While those things sold like hotcakes in Texas, I’m in Georgia now and the demand for cowboy-themed items is much lower here, so I’ve had to give that one up.
To make this work, first you’ll need a solid idea of what to make, then you’ll need to invest in the materials. Craft stores like Hobby Lobby and Michael’s are great, but you can find wholesale websites that charge a whole lot less, as well.
This side hustle is fairly scalable, as well, because if you’re seeing success offline, you can open up an Etsy shop, start a website, and a whole lot more.
Yep, I’m touching on this one again. If you’re not good at taking photos at horse shows or you don’t have an eye for shooting horses, shift your subject matter. Baby photos, sports team shots, senior portraits, you name it, OR stick to just shooting stock photography and selling art prints. I’ve heard that styled flat-lay stock photography is the in thing right now.
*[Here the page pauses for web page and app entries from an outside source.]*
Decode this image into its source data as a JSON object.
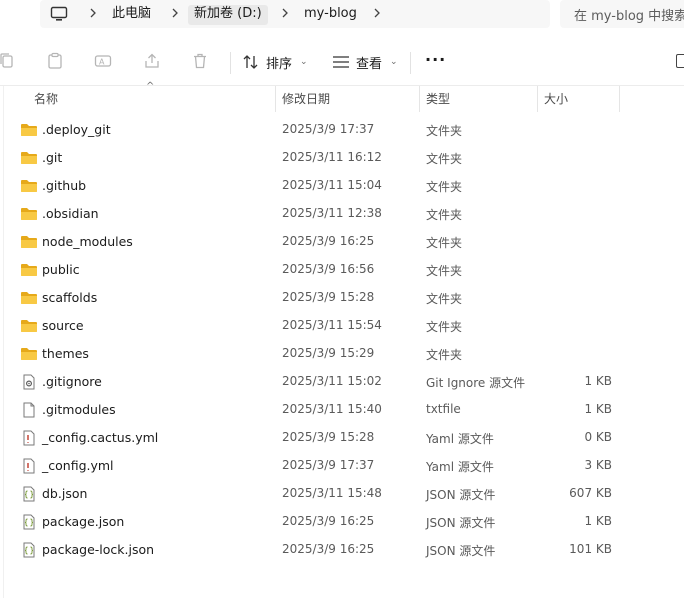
{
  "breadcrumb": {
    "items": [
      {
        "label": "此电脑"
      },
      {
        "label": "新加卷 (D:)"
      },
      {
        "label": "my-blog"
      }
    ]
  },
  "search": {
    "placeholder": "在 my-blog 中搜索"
  },
  "toolbar": {
    "sort_label": "排序",
    "view_label": "查看",
    "more_label": "···"
  },
  "columns": {
    "name": "名称",
    "date": "修改日期",
    "type": "类型",
    "size": "大小"
  },
  "colors": {
    "folder": "#f8c944",
    "folder_dark": "#e6a91a",
    "selected_crumb": "#e9e9e9"
  },
  "files": [
    {
      "name": ".deploy_git",
      "date": "2025/3/9 17:37",
      "type": "文件夹",
      "size": "",
      "icon": "folder-icon"
    },
    {
      "name": ".git",
      "date": "2025/3/11 16:12",
      "type": "文件夹",
      "size": "",
      "icon": "folder-icon"
    },
    {
      "name": ".github",
      "date": "2025/3/11 15:04",
      "type": "文件夹",
      "size": "",
      "icon": "folder-icon"
    },
    {
      "name": ".obsidian",
      "date": "2025/3/11 12:38",
      "type": "文件夹",
      "size": "",
      "icon": "folder-icon"
    },
    {
      "name": "node_modules",
      "date": "2025/3/9 16:25",
      "type": "文件夹",
      "size": "",
      "icon": "folder-icon"
    },
    {
      "name": "public",
      "date": "2025/3/9 16:56",
      "type": "文件夹",
      "size": "",
      "icon": "folder-icon"
    },
    {
      "name": "scaffolds",
      "date": "2025/3/9 15:28",
      "type": "文件夹",
      "size": "",
      "icon": "folder-icon"
    },
    {
      "name": "source",
      "date": "2025/3/11 15:54",
      "type": "文件夹",
      "size": "",
      "icon": "folder-icon"
    },
    {
      "name": "themes",
      "date": "2025/3/9 15:29",
      "type": "文件夹",
      "size": "",
      "icon": "folder-icon"
    },
    {
      "name": ".gitignore",
      "date": "2025/3/11 15:02",
      "type": "Git Ignore 源文件",
      "size": "1 KB",
      "icon": "gear-file-icon"
    },
    {
      "name": ".gitmodules",
      "date": "2025/3/11 15:40",
      "type": "txtfile",
      "size": "1 KB",
      "icon": "blank-file-icon"
    },
    {
      "name": "_config.cactus.yml",
      "date": "2025/3/9 15:28",
      "type": "Yaml 源文件",
      "size": "0 KB",
      "icon": "yaml-file-icon"
    },
    {
      "name": "_config.yml",
      "date": "2025/3/9 17:37",
      "type": "Yaml 源文件",
      "size": "3 KB",
      "icon": "yaml-file-icon"
    },
    {
      "name": "db.json",
      "date": "2025/3/11 15:48",
      "type": "JSON 源文件",
      "size": "607 KB",
      "icon": "json-file-icon"
    },
    {
      "name": "package.json",
      "date": "2025/3/9 16:25",
      "type": "JSON 源文件",
      "size": "1 KB",
      "icon": "json-file-icon"
    },
    {
      "name": "package-lock.json",
      "date": "2025/3/9 16:25",
      "type": "JSON 源文件",
      "size": "101 KB",
      "icon": "json-file-icon"
    }
  ]
}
9. Sales Rep
Yep, touching on this one again, too. There are plenty of companies out there that offer sales rep positions outside of the horse industry and sometimes, you can take something that’s not directly related to the equine industry, twist your thinking, and make it relevant.
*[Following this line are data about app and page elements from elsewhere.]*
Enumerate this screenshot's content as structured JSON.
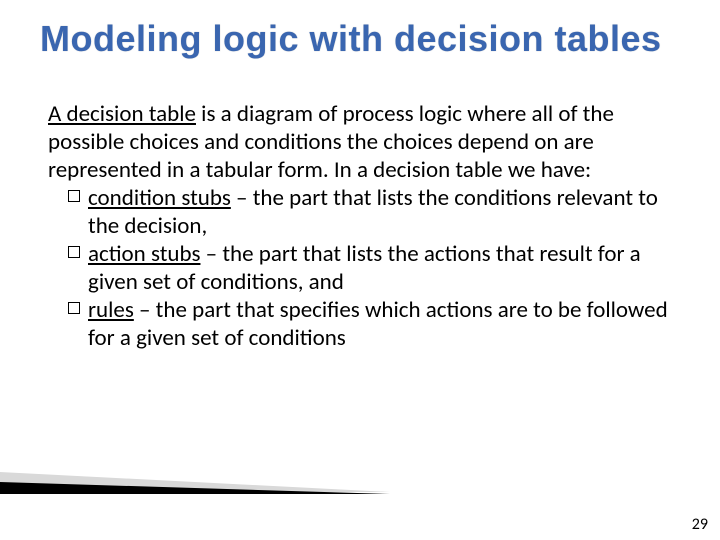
{
  "title": "Modeling logic with decision tables",
  "intro": {
    "lead_underlined": "A decision table",
    "lead_rest": " is a diagram of process logic where all of the possible choices and conditions the choices depend on are represented in a tabular form. In a decision table we have:"
  },
  "bullets": [
    {
      "term": "condition stubs",
      "rest": " – the part that lists the conditions relevant to the decision,"
    },
    {
      "term": "action stubs",
      "rest": " – the part that lists the actions that result for a given set of conditions, and"
    },
    {
      "term": "rules",
      "rest": " – the part that specifies which actions are to be followed for a given set of conditions"
    }
  ],
  "page_number": "29"
}
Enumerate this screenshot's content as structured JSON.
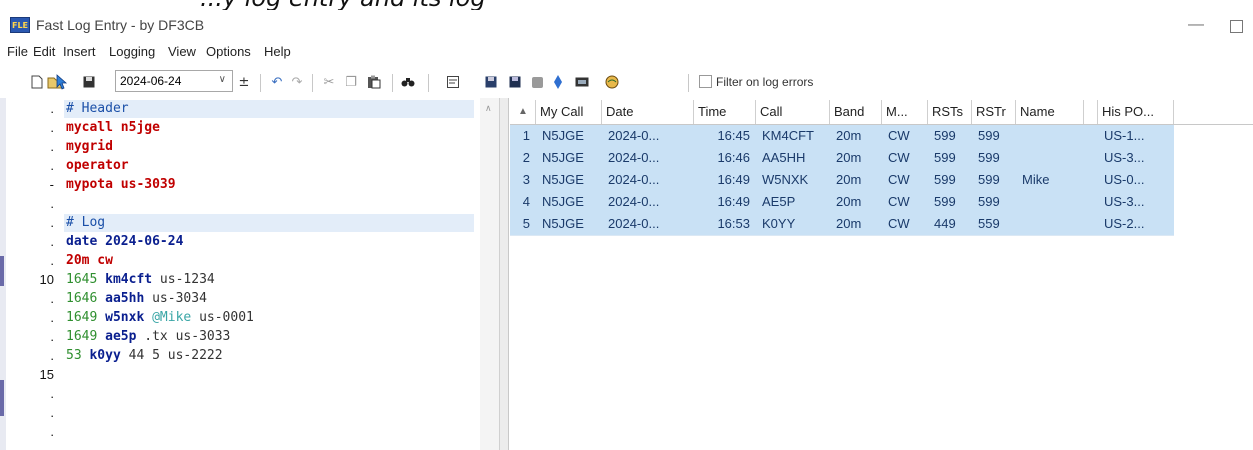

Take my friend Bryan for example. In addition to Star Performance Hitches, he also sells Le-vel vitamins and Avon. While the Le-vel vitamins are new, he’s been an Avon rep for years. His living room is basically an Avon store and because he’s a western trainer and has a ton of connections on the rodeo circuit, he markets it as Avon for Cowgirls. He has even sponsored the Miss Rodeo America and Miss Rodeo USA pageants in the past.
10. Task Master
People are busy these days and they don’t always have time to do some of the more mundane, must-do tasks. Offering to do basic things like house cleaning, laundry, grocery shopping, minor home repairs, yard maintenance, painting, and any other necessary tasks could lead to a solid side income.
Initial investments would be fairly low depending on what tasks you choose to offer, you could put up a few flyers around town or spread the news word of mouth style, an ad on sites like Craigslist or Care.com could prove fruitful, and you probably wouldn’t even need a website.
But do these actually work?
Well, we’re going to find out. Now that I’ve moved, finding a job is proving to be a little, ahem, difficult and I need cash asap to support my needy horse. So, I’m putting my money where my mouth is and I’m combining a few of these side hustles and selling myself as an equine task master/personal assistant/business consultant until I can get a real job/make enough consistent money elsewhere to support Sunny.
Some of the services I’ll be offering include braiding/banding/clipping, photography, social media & marketing consultations for equine businesses, freelance beginner and novice riding lessons, minor barn repair and maintenance, and possibly a few other things.
There are a lot of variables, here, as well. I’m living in an area I’m unfamiliar with, the horse scene isn’t as big as it is in Fort Worth, and I don’t have a barn or lesson horses to work with.
Will this work? I don’t know. But it’ll be interesting to see how things turn out!
I know I haven’t covered all the side hustle options out there, though, so if you’ve got something else that’s working for you, let me know in the comments!